Mental Health UK

Self Harm HelpLine

Lifeline number for free counselling in Ireland and Nothern Ireland – 112 and 999. The Samaritans is a registered charity dedicated to providing emotional support to anyone in distress, self-harm or at risk of suicide throughout Ireland. Toll-free 116, 123 for Samaritans in Ireland or Northern Ireland.

Lets’ considered what is self harm and how it affects the mental health. The lifeline in NI s available for people of different ages.self harm

What is self harm?

The official name for self harm is “non-suicidal self-injury” (NSSI), which means deliberately attempting to harm your body without intending to commit suicide. Most often, these are self-inflicted cuts, bruises and burns. The definition arose not so long ago, so experts have not yet agreed on what actions to include in the NSSI concept and where the border of the psychological norm lies.

According to the International Classification of Diseases, selfharm is not only cutting, burns and blows, but also abuse of alcohol, drugs and medications, refusal of food or water, obsessive desire to pull out hair on the head and body (trichotillomania), scratching the skin (dermatillomania), contact with hot objects, jumping from a height and even animal bites, which the person does not try to avoid.

The British National Institutes of Health (NICE) proposes to narrow the scope a little and exclude overeating, starvation or excessive alcohol from the list of self-harm. Body modifications – such as tattoos or piercings – are also not considered self-harming today. Another approach suggests dividing self-harm into direct self-harm and indirect self-harm, placing eating disorders and substance abuse in the second group.

Why draw any boundaries at all and, in principle, study this phenomenon? Psychologists name several reasons.

The number of people prone to self-harm has been growing in recent years. And with it, the prejudice of others is growing – selfharm is much more stigmatized than other voluntary actions associated with pain (for example, tattoos), and public condemnation affects the life quality of those who practice NSSI.

In addition, self-injurious behavior may be associated with an increased likelihood of future suicide. Considering that suicide causes hundreds of thousands of deaths every year, scientists track all risk factors. However, it is worth clarifying that this relationship is far from always, and self-harm in itself is not an attempt at suicide.

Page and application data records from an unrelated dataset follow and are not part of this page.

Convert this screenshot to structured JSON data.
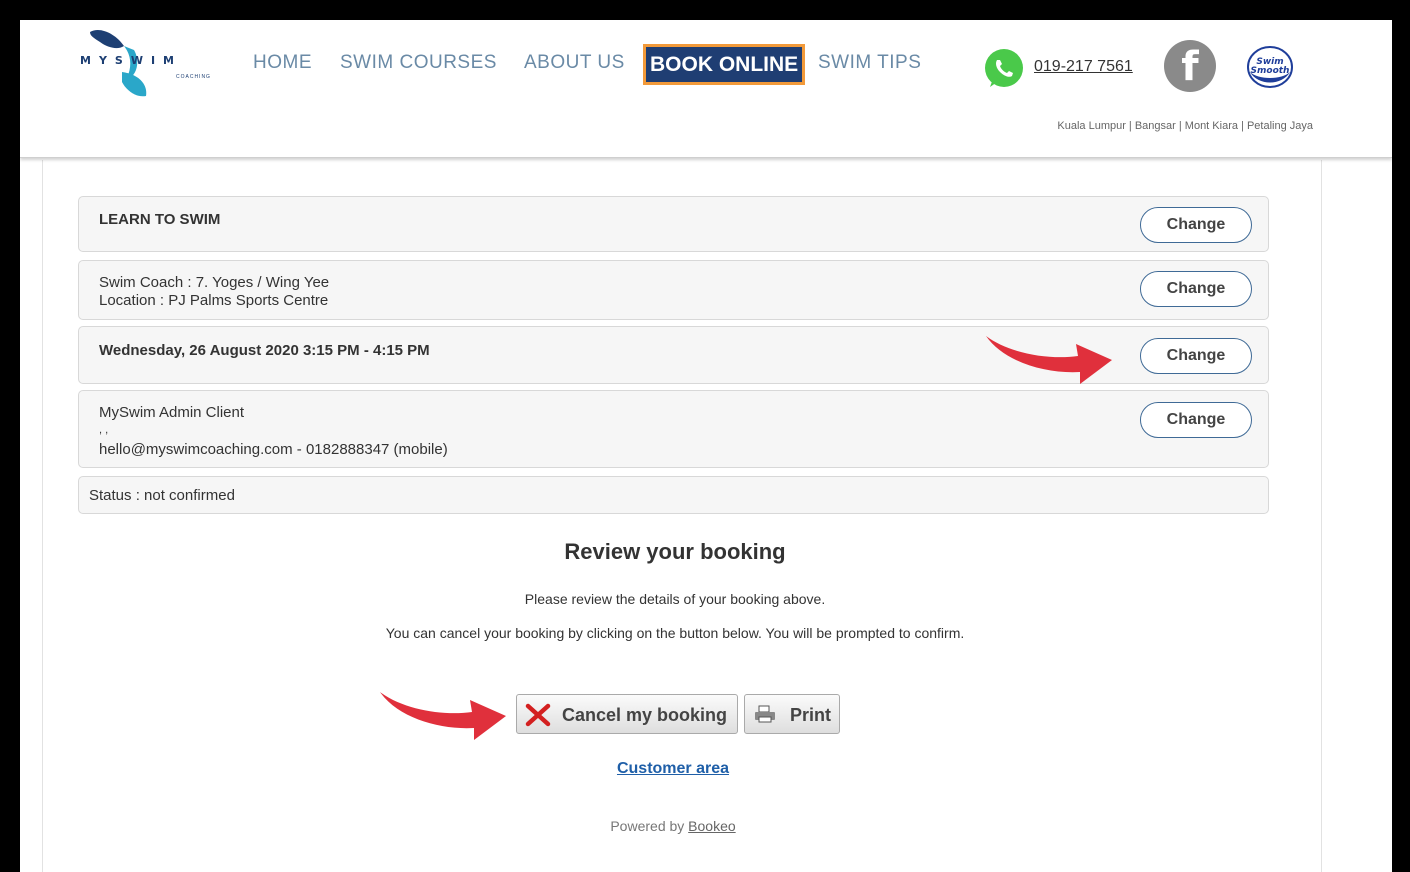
{
  "header": {
    "logo_text": "MYSWIM",
    "logo_sub": "COACHING",
    "nav": [
      "HOME",
      "SWIM COURSES",
      "ABOUT US",
      "BOOK ONLINE",
      "SWIM TIPS"
    ],
    "phone": "019-217 7561",
    "swim_smooth_text": "Swim Smooth",
    "locations": "Kuala Lumpur | Bangsar | Mont Kiara | Petaling Jaya"
  },
  "booking": {
    "course": "LEARN TO SWIM",
    "coach_line": "Swim Coach : 7. Yoges / Wing Yee",
    "location_line": "Location : PJ Palms Sports Centre",
    "datetime": "Wednesday, 26 August 2020 3:15 PM - 4:15 PM",
    "client_name": "MySwim Admin Client",
    "client_blank": ", ,",
    "client_contact": "hello@myswimcoaching.com - 0182888347 (mobile)",
    "status": "Status : not confirmed",
    "change_label": "Change"
  },
  "review": {
    "title": "Review your booking",
    "line1": "Please review the details of your booking above.",
    "line2": "You can cancel your booking by clicking on the button below. You will be prompted to confirm."
  },
  "actions": {
    "cancel_label": "Cancel my booking",
    "print_label": "Print",
    "customer_area": "Customer area",
    "powered_prefix": "Powered by",
    "powered_link": "Bookeo"
  },
  "colors": {
    "arrow": "#e0303c",
    "brand_navy": "#1f3e73",
    "brand_orange": "#f29a3a"
  }
}
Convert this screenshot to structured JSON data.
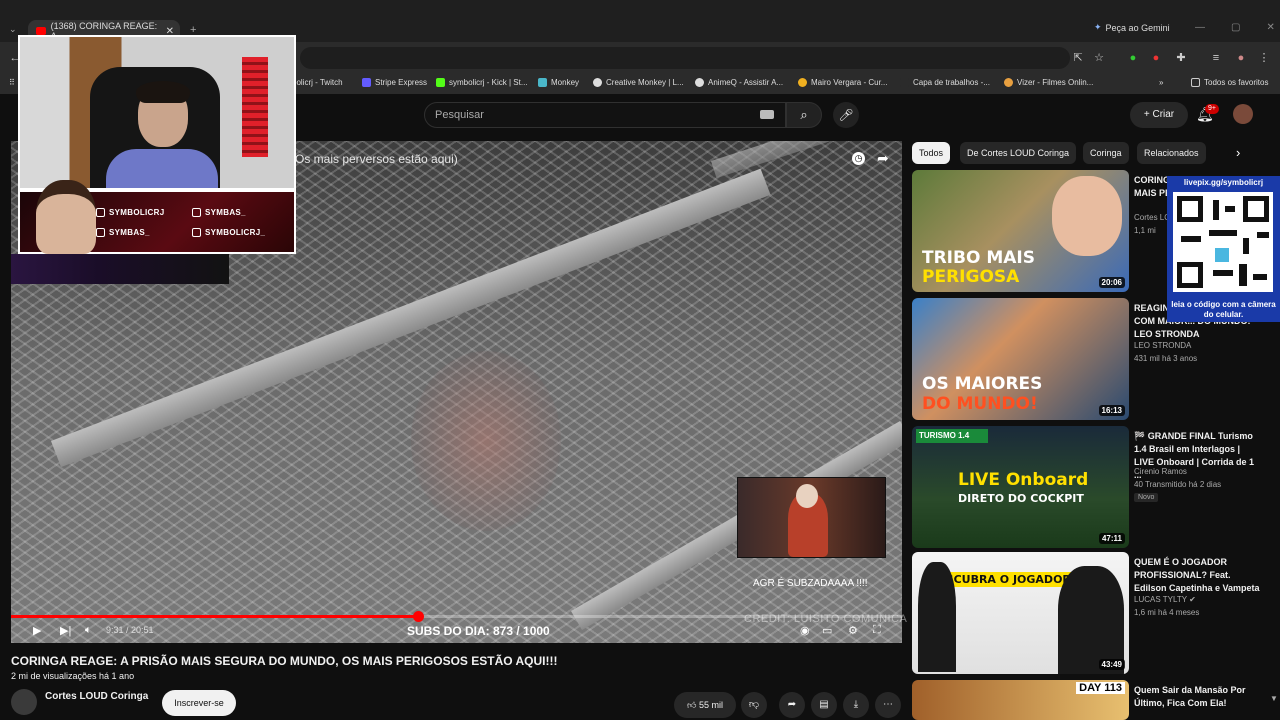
{
  "browser": {
    "tab_title": "(1368) CORINGA REAGE: A",
    "gemini": "Peça ao Gemini",
    "bookmarks": [
      {
        "label": "bolicrj - Twitch",
        "color": "#9146ff"
      },
      {
        "label": "Stripe Express",
        "color": "#635bff"
      },
      {
        "label": "symbolicrj - Kick | St...",
        "color": "#53fc18"
      },
      {
        "label": "Monkey",
        "color": "#4ab7c9"
      },
      {
        "label": "Creative Monkey | L...",
        "color": "#dddddd"
      },
      {
        "label": "AnimeQ - Assistir A...",
        "color": "#dddddd"
      },
      {
        "label": "Mairo Vergara - Cur...",
        "color": "#f0b020"
      },
      {
        "label": "Capa de trabalhos -...",
        "color": "#2b2b2b"
      },
      {
        "label": "Vizer - Filmes Onlin...",
        "color": "#e8a040"
      }
    ],
    "all_bookmarks": "Todos os favoritos"
  },
  "header": {
    "search_placeholder": "Pesquisar",
    "create_label": "Criar",
    "notif_count": "9+"
  },
  "player": {
    "overlay_title": "(Os mais perversos estão aqui)",
    "inset_caption": "AGR É SUBZADAAAA !!!!",
    "credit": "CREDIT: LUISITO COMUNICA",
    "time": "9:31 / 20:51",
    "progress": 0.4566,
    "subs_counter": "SUBS DO DIA: 873 / 1000"
  },
  "streamer": {
    "twitch": "SYMBOLICRJ",
    "tiktok": "SYMBAS_",
    "youtube": "SYMBAS_",
    "instagram": "SYMBOLICRJ_"
  },
  "video": {
    "title": "CORINGA REAGE: A PRISÃO MAIS SEGURA DO MUNDO, OS MAIS PERIGOSOS ESTÃO AQUI!!!",
    "views": "2 mi de visualizações  há 1 ano",
    "channel": "Cortes LOUD Coringa",
    "subscribe": "Inscrever-se",
    "likes": "55 mil"
  },
  "chips": [
    "Todos",
    "De Cortes LOUD Coringa",
    "Coringa",
    "Relacionados"
  ],
  "recommendations": [
    {
      "title": "CORINGA REAGE: A TRIBO MAIS PERIGOSA DO MUNDO",
      "channel": "Cortes LOUD Coringa",
      "meta": "1,1 mi",
      "duration": "20:06",
      "thumb_text_1": "TRIBO MAIS",
      "thumb_text_2": "PERIGOSA"
    },
    {
      "title": "REAGINDO AS PESSOAS COM MAIOR... DO MUNDO! - LEO STRONDA",
      "channel": "LEO STRONDA",
      "meta": "431 mil  há 3 anos",
      "duration": "16:13",
      "thumb_text_1": "OS MAIORES",
      "thumb_text_2": "DO MUNDO!"
    },
    {
      "title": "🏁 GRANDE FINAL Turismo 1.4 Brasil em Interlagos | LIVE Onboard | Corrida de 1 ...",
      "channel": "Cirenio Ramos",
      "meta": "40  Transmitido há 2 dias",
      "duration": "47:11",
      "badge": "Novo",
      "thumb_text_1": "LIVE Onboard",
      "thumb_text_2": "DIRETO DO COCKPIT"
    },
    {
      "title": "QUEM É O JOGADOR PROFISSIONAL? Feat. Edilson Capetinha e Vampeta",
      "channel": "LUCAS TYLTY",
      "meta": "1,6 mi  há 4 meses",
      "duration": "43:49",
      "thumb_text_1": "DESCUBRA O JOGADOR",
      "thumb_text_2": ""
    },
    {
      "title": "Quem Sair da Mansão Por Último, Fica Com Ela!",
      "channel": "",
      "meta": "",
      "duration": "",
      "thumb_text_1": "DAY 113",
      "thumb_text_2": ""
    }
  ],
  "qr_overlay": {
    "url": "livepix.gg/symbolicrj",
    "hint": "leia o código com a câmera do celular."
  }
}
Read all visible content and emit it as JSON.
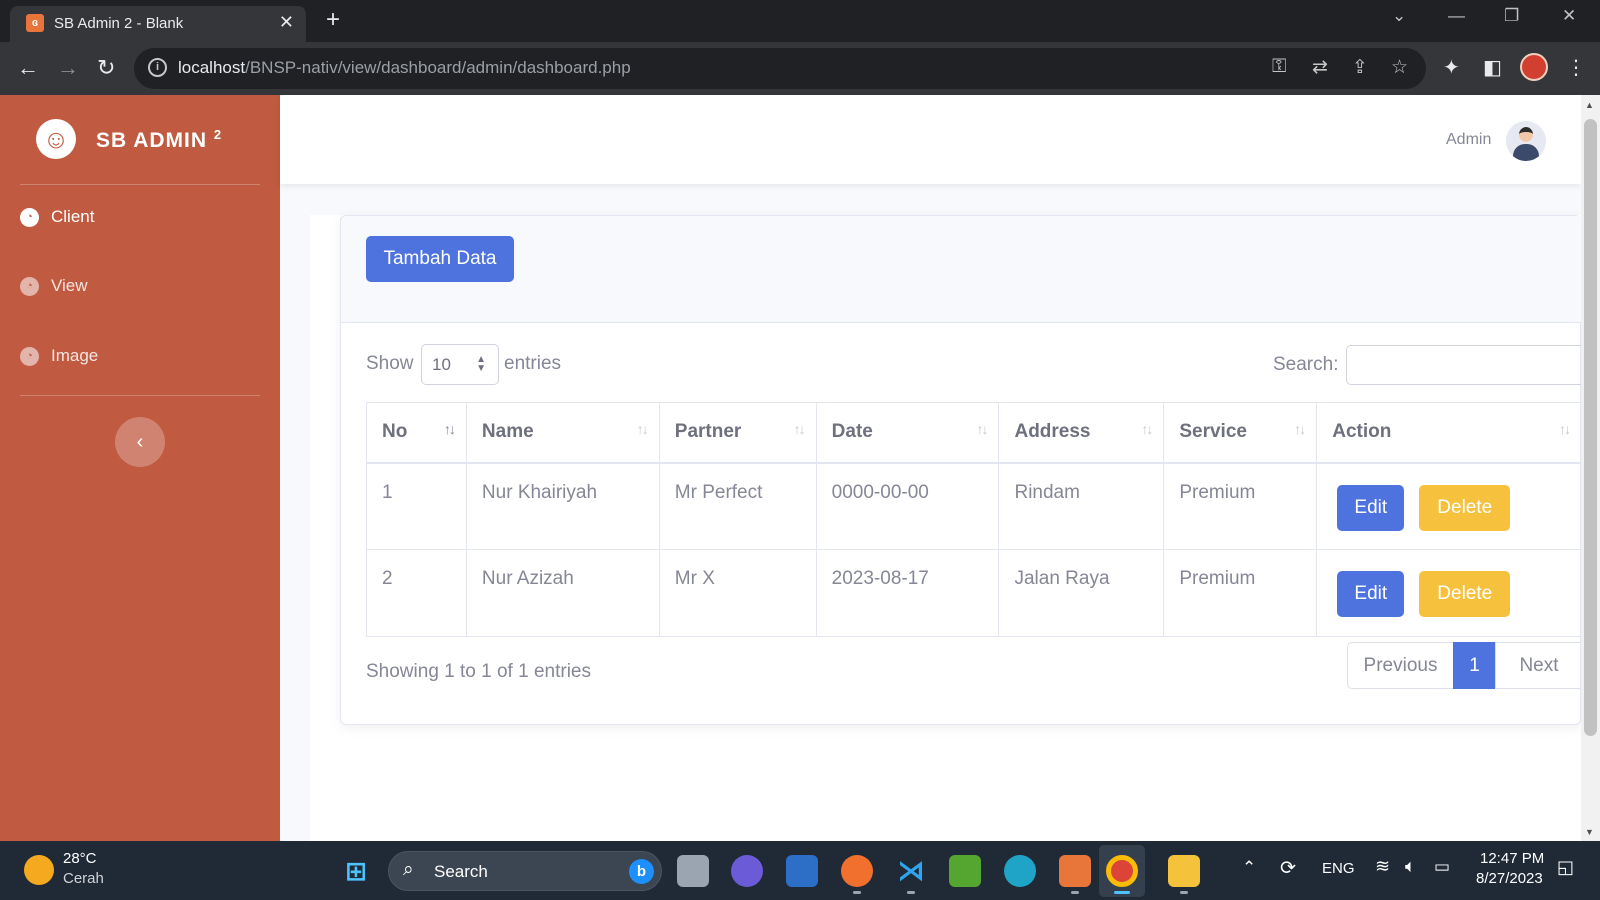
{
  "browser": {
    "tab_title": "SB Admin 2 - Blank",
    "favicon_text": "ɞ",
    "url_host": "localhost",
    "url_path": "/BNSP-nativ/view/dashboard/admin/dashboard.php"
  },
  "sidebar": {
    "brand": "SB ADMIN",
    "brand_sup": "2",
    "items": [
      {
        "label": "Client",
        "icon": "tachometer-icon"
      },
      {
        "label": "View",
        "icon": "tachometer-icon"
      },
      {
        "label": "Image",
        "icon": "tachometer-icon"
      }
    ],
    "toggle_icon": "chevron-left-icon"
  },
  "topbar": {
    "user_name": "Admin"
  },
  "card": {
    "add_button": "Tambah Data",
    "show_label": "Show",
    "page_length": "10",
    "entries_label": "entries",
    "search_label": "Search:",
    "search_value": "",
    "columns": [
      "No",
      "Name",
      "Partner",
      "Date",
      "Address",
      "Service",
      "Action"
    ],
    "rows": [
      {
        "no": "1",
        "name": "Nur Khairiyah",
        "partner": "Mr Perfect",
        "date": "0000-00-00",
        "address": "Rindam",
        "service": "Premium"
      },
      {
        "no": "2",
        "name": "Nur Azizah",
        "partner": "Mr X",
        "date": "2023-08-17",
        "address": "Jalan Raya",
        "service": "Premium"
      }
    ],
    "edit_label": "Edit",
    "delete_label": "Delete",
    "info": "Showing 1 to 1 of 1 entries",
    "pagination": {
      "previous": "Previous",
      "current": "1",
      "next": "Next"
    }
  },
  "taskbar": {
    "weather_temp": "28°C",
    "weather_desc": "Cerah",
    "search_label": "Search",
    "lang": "ENG",
    "time": "12:47 PM",
    "date": "8/27/2023"
  },
  "colors": {
    "sidebar": "#c05a40",
    "primary": "#4e73df",
    "warning": "#f6c23e"
  }
}
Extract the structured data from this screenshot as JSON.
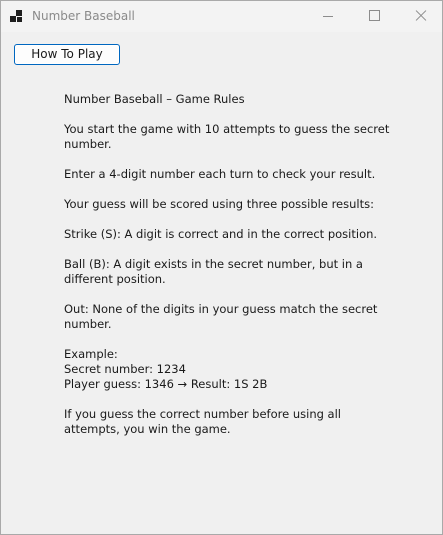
{
  "window": {
    "title": "Number Baseball",
    "app_icon": "app-icon",
    "controls": {
      "minimize_icon": "minimize-icon",
      "maximize_icon": "maximize-icon",
      "close_icon": "close-icon"
    }
  },
  "toolbar": {
    "how_to_play_label": "How To Play"
  },
  "rules": {
    "heading": "Number Baseball – Game Rules",
    "attempts": "You start the game with 10 attempts to guess the secret number.",
    "enter": "Enter a 4-digit number each turn to check your result.",
    "scoring": "Your guess will be scored using three possible results:",
    "strike": "Strike (S): A digit is correct and in the correct position.",
    "ball": "Ball (B): A digit exists in the secret number, but in a different position.",
    "out": "Out: None of the digits in your guess match the secret number.",
    "example_label": "Example:",
    "example_secret": "Secret number: 1234",
    "example_guess": "Player guess: 1346 → Result: 1S 2B",
    "win": "If you guess the correct number before using all attempts, you win the game."
  }
}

Whom does it concern?

Self harm is often considered an exclusively youthful phenomenon, but this is not true: physical auto-aggression is possible at any age. However, adolescents and young adults do harm themselves more often than representatives of other age groups: at least 10% of young people in the world have resorted to NSSI, sometimes researchers say 20-30%. Estimates vary depending on what counts as “real” voluntary self-harm — for example, deliberate starvation or animal bites.

Self harm has practically no age limits. Educators in British kindergartens have noticed a tendency to self-harm even in three-year-olds; preschoolers often scratch their hands or bang their heads against walls. Self-harm also occurs in older people – for example, in a British hospital in the late 1980s, 5.4% of self-mutilating patients were over 65 years old.

Women hurt themselves more often than men both adolescence and adulthood. They more often choose the “classic” form of selfharm – cuts; young men usually resort to other methods, such as hitting a wall with their whole body. Homosexuality and bisexuality increase the risk of NSSI regardless of gender.

Everything is legal: self-harm allowed by society

The definitions of the NSSI are so broad that the question arises: what to do with practices that include the same elements of self-torture, but at the same time have become a long tradition – for example, have long been included in religious rituals. Despite their superficial similarity, they are not considered a medical problem and are much less condemned than selfharms.

The mortification of the flesh is an important element in many religions. Its methods are difficult to distinguish from the “classic” selfharm: believers also injure themselves and refuse what is necessary. Practices such as strict Christian fasts or Hindu Ekadashi (days of austerity) fit easily into the life of a modern city dweller. But far less familiar rituals have survived to this day – for example, processions of flagellants. For the first time, they passed through the streets of Europe in the XIII century, and today such processions can be seen outside the Old World, including in the Philippines.

In the past, the purpose of public self-flagellation was repentance and absolution. Today, participation in the procession is also a tribute to tradition. There are rituals of self-torture in some areas of Islam, they are included in the Shiite rite of Tatbir. Both Christian and Muslim traditions of self-flagellation have critics, but small groups of believers repeat these rites from year to year.

Another area where self-harm is considered perfectly acceptable is initiation rituals, including initiation rites for adolescents. For example, during the ceremony, young men of the Brazilian Satere Mave tribe wear special mittens full of poisonous ants, and must endure painful bites for several minutes. Such a rite serves as a symbolic cleansing before the transition to a new status or proves that the subjects are able to control their reactions. Self-harm is often included in new, spontaneously arising rituals of initiation: this behavior was often noted among those who first got into a closed institution (for example, a boarding school or the army).

Scientists believe that the difference between “social” self-harming behavior and NSSI lies in the intentions of the self-mutilating person.